This raises one more issue for originary thinking. If we can trace a resentment toward civilization back to the emergence of the sign, we can also trace it forward as a resentment renewed and sedimented with each forced march to more civilized conditions. It’s easy enough to imagine what destruction must have been wrought on small primitive communities in the construction of the ancient empires; the Bible provides us with some clues regarding what it must have taken to root out those inveterate tendencies toward “idol worship.” The wars and pacification of honor communities in the creation of the absolute monarchies of early modern Europe are also well known; nor does there seem to me any reason to believe that the modern market order was embraced by the agricultural communities swept into it. At each point along the way the vanguardist “firstness” of the pioneers of a new set of constraints required the expenditure of vast quantities of disciplinary force. Again, nothing obvious follows from all this civilizational overkill (which may, in fact, have been necessary)—I remain firmly in favor of trudging forward and resisting those who want to pull us back. But, in ways and with consequences we couldn’t wholly account for, each and every one of us “remembers” all this.

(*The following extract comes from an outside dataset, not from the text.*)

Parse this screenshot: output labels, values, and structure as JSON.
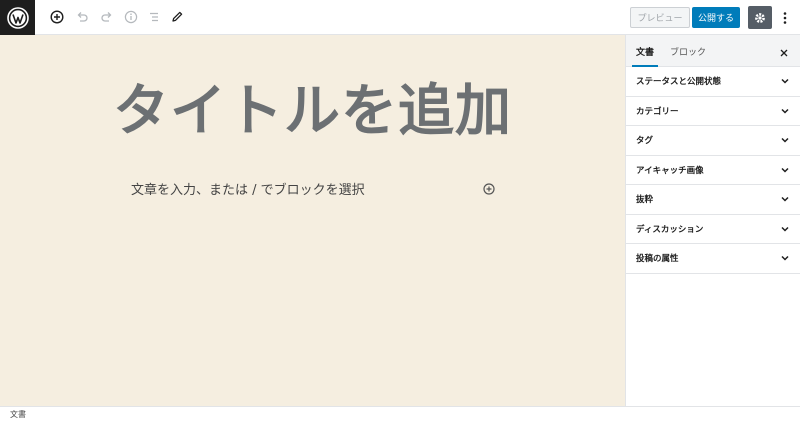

Those of us committed to the civilizing process might keep this in mind instead of wondering why the civilizing project that seems to us so obvious rarely goes according to plan. Perhaps the civilizing process must find ways to indulge originary memory—maybe that will turn out to be the civilizing contribution made by hedonistic modern art.